Your objective: The answer is to be all of the data below, reproduced exactly.

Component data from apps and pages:
....................
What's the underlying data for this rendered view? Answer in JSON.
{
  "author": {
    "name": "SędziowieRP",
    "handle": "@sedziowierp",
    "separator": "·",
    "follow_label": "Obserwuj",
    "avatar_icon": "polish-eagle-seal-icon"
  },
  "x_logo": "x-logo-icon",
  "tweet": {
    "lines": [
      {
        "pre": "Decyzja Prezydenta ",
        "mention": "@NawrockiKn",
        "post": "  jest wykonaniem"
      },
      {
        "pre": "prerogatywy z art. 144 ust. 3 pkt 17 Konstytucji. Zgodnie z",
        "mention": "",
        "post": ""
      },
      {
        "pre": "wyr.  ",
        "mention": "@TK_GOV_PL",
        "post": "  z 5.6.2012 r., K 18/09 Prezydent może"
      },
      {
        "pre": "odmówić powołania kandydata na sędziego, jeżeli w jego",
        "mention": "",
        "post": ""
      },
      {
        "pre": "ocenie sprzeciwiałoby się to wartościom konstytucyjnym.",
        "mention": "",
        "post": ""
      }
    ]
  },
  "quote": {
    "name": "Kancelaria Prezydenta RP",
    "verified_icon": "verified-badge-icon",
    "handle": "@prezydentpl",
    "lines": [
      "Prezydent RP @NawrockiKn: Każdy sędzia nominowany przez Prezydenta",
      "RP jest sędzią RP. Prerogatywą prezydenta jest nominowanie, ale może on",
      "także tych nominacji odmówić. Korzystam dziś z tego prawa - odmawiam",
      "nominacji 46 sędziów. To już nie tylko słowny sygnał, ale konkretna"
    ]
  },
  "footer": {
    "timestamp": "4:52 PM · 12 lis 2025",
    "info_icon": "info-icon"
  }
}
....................
Task solution:
What's the underlying data for this rendered view? Answer in JSON.
{
  "author": {
    "name": "SędziowieRP",
    "handle": "@sedziowierp",
    "separator": "·",
    "follow_label": "Obserwuj",
    "avatar_icon": "polish-eagle-seal-icon"
  },
  "x_logo": "x-logo-icon",
  "tweet": {
    "lines": [
      {
        "pre": "Decyzja Prezydenta ",
        "mention": "@NawrockiKn",
        "post": "  jest wykonaniem"
      },
      {
        "pre": "prerogatywy z art. 144 ust. 3 pkt 17 Konstytucji. Zgodnie z",
        "mention": "",
        "post": ""
      },
      {
        "pre": "wyr.  ",
        "mention": "@TK_GOV_PL",
        "post": "  z 5.6.2012 r., K 18/09 Prezydent może"
      },
      {
        "pre": "odmówić powołania kandydata na sędziego, jeżeli w jego",
        "mention": "",
        "post": ""
      },
      {
        "pre": "ocenie sprzeciwiałoby się to wartościom konstytucyjnym.",
        "mention": "",
        "post": ""
      }
    ]
  },
  "quote": {
    "name": "Kancelaria Prezydenta RP",
    "verified_icon": "verified-badge-icon",
    "handle": "@prezydentpl",
    "lines": [
      "Prezydent RP @NawrockiKn: Każdy sędzia nominowany przez Prezydenta",
      "RP jest sędzią RP. Prerogatywą prezydenta jest nominowanie, ale może on",
      "także tych nominacji odmówić. Korzystam dziś z tego prawa - odmawiam",
      "nominacji 46 sędziów. To już nie tylko słowny sygnał, ale konkretna"
    ]
  },
  "footer": {
    "timestamp": "4:52 PM · 12 lis 2025",
    "info_icon": "info-icon"
  }
}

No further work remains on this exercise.